12 December 2012 – Today, the European Parliament awarded the Sakharov Prize for Freedom of Thought to Iranian human rights activists Nasrin Sotoudeh and Jafar Panahi.
The prize recognizes the “outstanding efforts in their incessant struggle for human dignity, fundamental freedoms and political change in Iran,” said Martin Schulz, the president of the European Parliament in his speech.
Sotoudeh, an Iranian lawyer and human rights activist, has represented opposition activists, juveniles facing the death penalty, women and prisoners of conscious. Arrested in 2010 on charges to harm state security, she has been held in solitary confinement and is currently recovering from a 7-week hunger strike.
Panahi, a film director, screenwriter and film editor, makes films that often focus on the hardships faced by children and women in Iran. He is banned for 20 years from directing any movies or leaving the country. However, his latest film, This Is Not a Film, was smuggled from Iran to the 2011 Cannes Film Festival on a USB stick hidden inside a cake.
Two empty chairs symbolized where Sotoudeh and Panahi would have sat if they were present in Strasbourg to accept the award. In their absence, their representatives Dr. Shirin Ebadi and Mr. Costa-Gavras, delivered acceptance speeches in which the laureates expressed their gratitude for the prize as a symbol of encouragement.
The finalists for the Prize also included Pussy Riot, the opposition artist collective imprisoned in Russia, and Ales Bialiatski, a freedom fighter and human rights defender currently imprisoned by the Belarusian regime.

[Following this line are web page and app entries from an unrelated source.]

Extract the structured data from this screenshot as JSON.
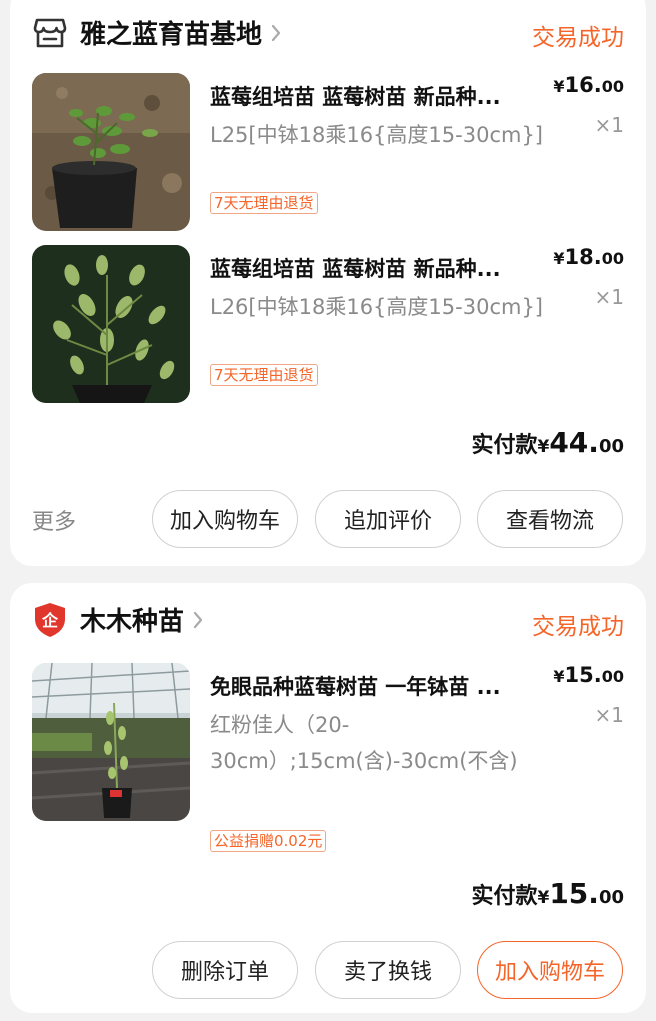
{
  "orders": [
    {
      "shop": {
        "name": "雅之蓝育苗基地",
        "icon": "store-icon"
      },
      "status": "交易成功",
      "items": [
        {
          "title": "蓝莓组培苗  蓝莓树苗  新品种...",
          "spec": "L25[中钵18乘16{高度15-30cm}]",
          "tag": "7天无理由退货",
          "price": {
            "currency": "¥",
            "integer": "16.",
            "decimal": "00"
          },
          "qty": "×1"
        },
        {
          "title": "蓝莓组培苗  蓝莓树苗  新品种...",
          "spec": "L26[中钵18乘16{高度15-30cm}]",
          "tag": "7天无理由退货",
          "price": {
            "currency": "¥",
            "integer": "18.",
            "decimal": "00"
          },
          "qty": "×1"
        }
      ],
      "total": {
        "label": "实付款",
        "currency": "¥",
        "integer": "44.",
        "decimal": "00"
      },
      "more_label": "更多",
      "buttons": [
        "加入购物车",
        "追加评价",
        "查看物流"
      ]
    },
    {
      "shop": {
        "name": "木木种苗",
        "icon": "enterprise-shield-icon",
        "badge": "企"
      },
      "status": "交易成功",
      "items": [
        {
          "title": "免眼品种蓝莓树苗 一年钵苗 ...",
          "spec": "红粉佳人（20-30cm）;15cm(含)-30cm(不含)",
          "tag": "公益捐赠0.02元",
          "price": {
            "currency": "¥",
            "integer": "15.",
            "decimal": "00"
          },
          "qty": "×1"
        }
      ],
      "total": {
        "label": "实付款",
        "currency": "¥",
        "integer": "15.",
        "decimal": "00"
      },
      "buttons": [
        "删除订单",
        "卖了换钱",
        "加入购物车"
      ]
    }
  ],
  "colors": {
    "accent": "#f5652a",
    "shield_red": "#e0362c",
    "background": "#f2f2f2"
  }
}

The Sakharov Prize for Freedom of Thought is awarded each year by the European Parliament. The prize was set up in 1988 to honor individuals or organizations for their efforts on behalf of human rights and fundamental freedoms.
Sakharov Prize for Freedom of Thought
The Sakharov Prize 2012 nominees